ISLAMABAD / LAHORE (Reuters) – Pakistan's Supreme Court on Wednesday released a Christian woman from the death penalty for blasphemy against Islam and lifted her conviction. It triggered angry protests and death threats from an ultra-religious party and cheers from human rights lawyers.
Tehrik-e-Labaik Pakistan (TLP) followers sing slogans after the Supreme Court overturned the conviction of a Christian woman sentenced to death for blasphemy against Islam during a protest in Peshawar, Pakistan on October 31
Asia Bibi, mother of four, has been living on death row since 2010, when she became the first woman to be sentenced to death under Pakistan's draconian blasphemy laws, according to critics is strict and often abused.
She was convicted for allegedly derogatory remarks about Islam after neighbors objected to drinking water from her glass because she was not Muslim.
Bibi has always denied blasphemy.
The case outraged Christians around the world and was a source of division within Pakistan, where two politicians who wanted to help Bibi were murdered.
Supreme Judge Saqib Nasir, who headed a three-person bank set up specifically for the call, quoted the Koran in its verdict: "Tolerance is the basic principle of Islam," and religion condemns injustice and oppression.
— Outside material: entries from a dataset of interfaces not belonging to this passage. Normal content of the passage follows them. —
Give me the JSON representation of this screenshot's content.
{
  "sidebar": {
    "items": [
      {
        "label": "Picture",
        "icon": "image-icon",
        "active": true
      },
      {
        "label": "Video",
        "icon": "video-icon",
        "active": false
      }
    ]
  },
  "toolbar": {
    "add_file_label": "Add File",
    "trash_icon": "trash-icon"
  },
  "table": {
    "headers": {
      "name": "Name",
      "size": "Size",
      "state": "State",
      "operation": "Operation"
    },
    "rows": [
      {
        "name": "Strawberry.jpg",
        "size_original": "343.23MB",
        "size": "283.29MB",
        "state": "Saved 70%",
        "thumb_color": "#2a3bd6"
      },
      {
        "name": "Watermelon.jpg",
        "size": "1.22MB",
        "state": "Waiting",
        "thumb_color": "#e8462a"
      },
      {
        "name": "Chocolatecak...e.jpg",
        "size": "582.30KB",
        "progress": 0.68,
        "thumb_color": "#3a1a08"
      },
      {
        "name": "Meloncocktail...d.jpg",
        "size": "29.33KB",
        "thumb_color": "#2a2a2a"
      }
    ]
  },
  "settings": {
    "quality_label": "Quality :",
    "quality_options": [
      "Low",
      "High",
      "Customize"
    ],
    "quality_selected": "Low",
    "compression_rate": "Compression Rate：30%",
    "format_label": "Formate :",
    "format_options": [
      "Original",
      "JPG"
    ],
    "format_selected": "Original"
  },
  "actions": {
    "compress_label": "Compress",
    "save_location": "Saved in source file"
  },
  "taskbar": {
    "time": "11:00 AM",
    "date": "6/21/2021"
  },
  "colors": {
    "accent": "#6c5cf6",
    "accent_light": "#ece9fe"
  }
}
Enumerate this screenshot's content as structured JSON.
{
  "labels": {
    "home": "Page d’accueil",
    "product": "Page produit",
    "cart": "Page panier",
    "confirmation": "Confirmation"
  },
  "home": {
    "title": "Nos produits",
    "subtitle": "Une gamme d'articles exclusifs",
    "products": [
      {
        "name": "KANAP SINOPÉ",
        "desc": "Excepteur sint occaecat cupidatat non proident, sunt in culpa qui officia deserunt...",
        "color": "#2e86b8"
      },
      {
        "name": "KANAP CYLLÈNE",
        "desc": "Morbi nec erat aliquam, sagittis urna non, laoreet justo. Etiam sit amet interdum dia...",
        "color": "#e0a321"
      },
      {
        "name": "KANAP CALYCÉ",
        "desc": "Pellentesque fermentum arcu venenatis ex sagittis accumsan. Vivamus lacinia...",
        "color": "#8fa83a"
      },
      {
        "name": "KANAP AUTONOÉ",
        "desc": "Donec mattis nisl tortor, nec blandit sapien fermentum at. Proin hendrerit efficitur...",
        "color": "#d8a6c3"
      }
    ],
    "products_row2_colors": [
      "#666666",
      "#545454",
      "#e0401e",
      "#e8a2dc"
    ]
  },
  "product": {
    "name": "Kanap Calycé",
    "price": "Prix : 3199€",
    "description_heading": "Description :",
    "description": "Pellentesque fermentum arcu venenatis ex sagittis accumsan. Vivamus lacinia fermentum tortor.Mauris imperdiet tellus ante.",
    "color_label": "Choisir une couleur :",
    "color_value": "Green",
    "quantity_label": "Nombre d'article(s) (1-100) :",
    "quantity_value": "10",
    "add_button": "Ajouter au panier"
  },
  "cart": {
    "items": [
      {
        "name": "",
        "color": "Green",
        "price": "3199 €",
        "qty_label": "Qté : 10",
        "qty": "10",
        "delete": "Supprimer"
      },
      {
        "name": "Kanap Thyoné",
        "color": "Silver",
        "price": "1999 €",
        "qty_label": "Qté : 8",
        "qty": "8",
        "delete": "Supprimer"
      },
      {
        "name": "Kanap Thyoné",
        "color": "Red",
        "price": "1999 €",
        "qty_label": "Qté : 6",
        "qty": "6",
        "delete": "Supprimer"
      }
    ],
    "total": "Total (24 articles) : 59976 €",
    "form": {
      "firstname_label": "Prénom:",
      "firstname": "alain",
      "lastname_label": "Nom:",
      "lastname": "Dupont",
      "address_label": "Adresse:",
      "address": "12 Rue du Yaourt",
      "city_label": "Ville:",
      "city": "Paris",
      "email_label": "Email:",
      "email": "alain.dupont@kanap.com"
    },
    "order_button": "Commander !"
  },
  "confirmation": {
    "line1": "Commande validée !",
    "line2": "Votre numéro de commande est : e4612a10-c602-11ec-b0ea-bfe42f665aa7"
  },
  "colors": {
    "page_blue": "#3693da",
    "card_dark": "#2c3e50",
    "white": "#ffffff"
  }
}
Fatalities
Supporters of the Islamist political party Tehreek-e-Labaik (TLP), which was founded to support blasphemy laws, immediately condemned the ruling and blocked streets in the major cities of Lahore
The leadership of the TLP demanded the death of the colonel Richter's Nasif and two other judges in the jury.
"The patron of the TLP, Muhammad Afzal Qadri, has issued a decree stating that the Supreme Judge and those who have ordered the release of Asia deserve to die," Party spokesman Ejaz Ashrafi said.
The party also demanded the overthrow of the government of the new prime minister Imran Khan.
The TLP was formed from a movement that supported a bodyguard who murdered Lahore Governor Salman Taseer for serving on Bibi in 2011. The Minister for Minorities, Shahbaz Bhatti, was also killed when he was called for release.
Bibi's lawyer called the verdict on Wednesday "good news" for Pakistan.
"Asia Bibi has finally brought justice," lawyer Saiful Mulook told Reuters. "Pakistan's Supreme Court must be honored that it upheld the law of the country and was not under pressure."
Street protests and blockades of major roads spread through the afternoon, paralyzing parts of Islamabad, Lahore and other cities. Some schools in Islamabad sent the students home early and long rows of cars were forming at petrol stations, while residents were worried about long protests.
In November, TLP carried out a crippling blockade of Islamabad after changing a religious vow that amounts to blasphemy. In clashes with the police, seven people were killed and more than 200 injured. The TLP supporters were dispersed only after an agreement with the military.
BLASPHEMY LAW CRITICIZED
The insult of the Islamic Prophet is punishable under Pakistani law by death, and blasphemous accusations elicit such emotions against which it is almost impossible to defend them. Dozens were killed after blasphemy claims, sometimes from human mobs.
Right-wing groups say the blasphemy law is exploited by both religious extremists and ordinary Pakistanis to identify personal values. The law does not clearly define blasphemy, and evidence may not be reproduced in court for fear of re-offending.
Bibi's representatives claim to have been involved in a dispute with their neighbors and their prosecutors have contradicted each other.
In February, Bibi's husband Ashiq Masih and one of her daughters met Pope Francis shortly before Rome's ancient Coliseum, which one evening was reddened in solidarity with persecuted Christians and especially Bibi.
The Pope said to Bibi's daughter, "I often think of your mother and I pray for her."
Christians make up only about two percent of the Pakistani population and are sometimes discriminated against there.
"This is a milestone verdict. For the last eight years, Asia Bibi's life has been in limbo, "said Omar Waraich, South Asia Deputy Director of Amnesty International.
"There must be a message that the blasphemy laws are no longer being used to persecute the country's most vulnerable minorities."
Letter from Kay Johnson and Drazen Jorgic. Editing by Lincoln Feast, Michael Perry, and Nick Macfie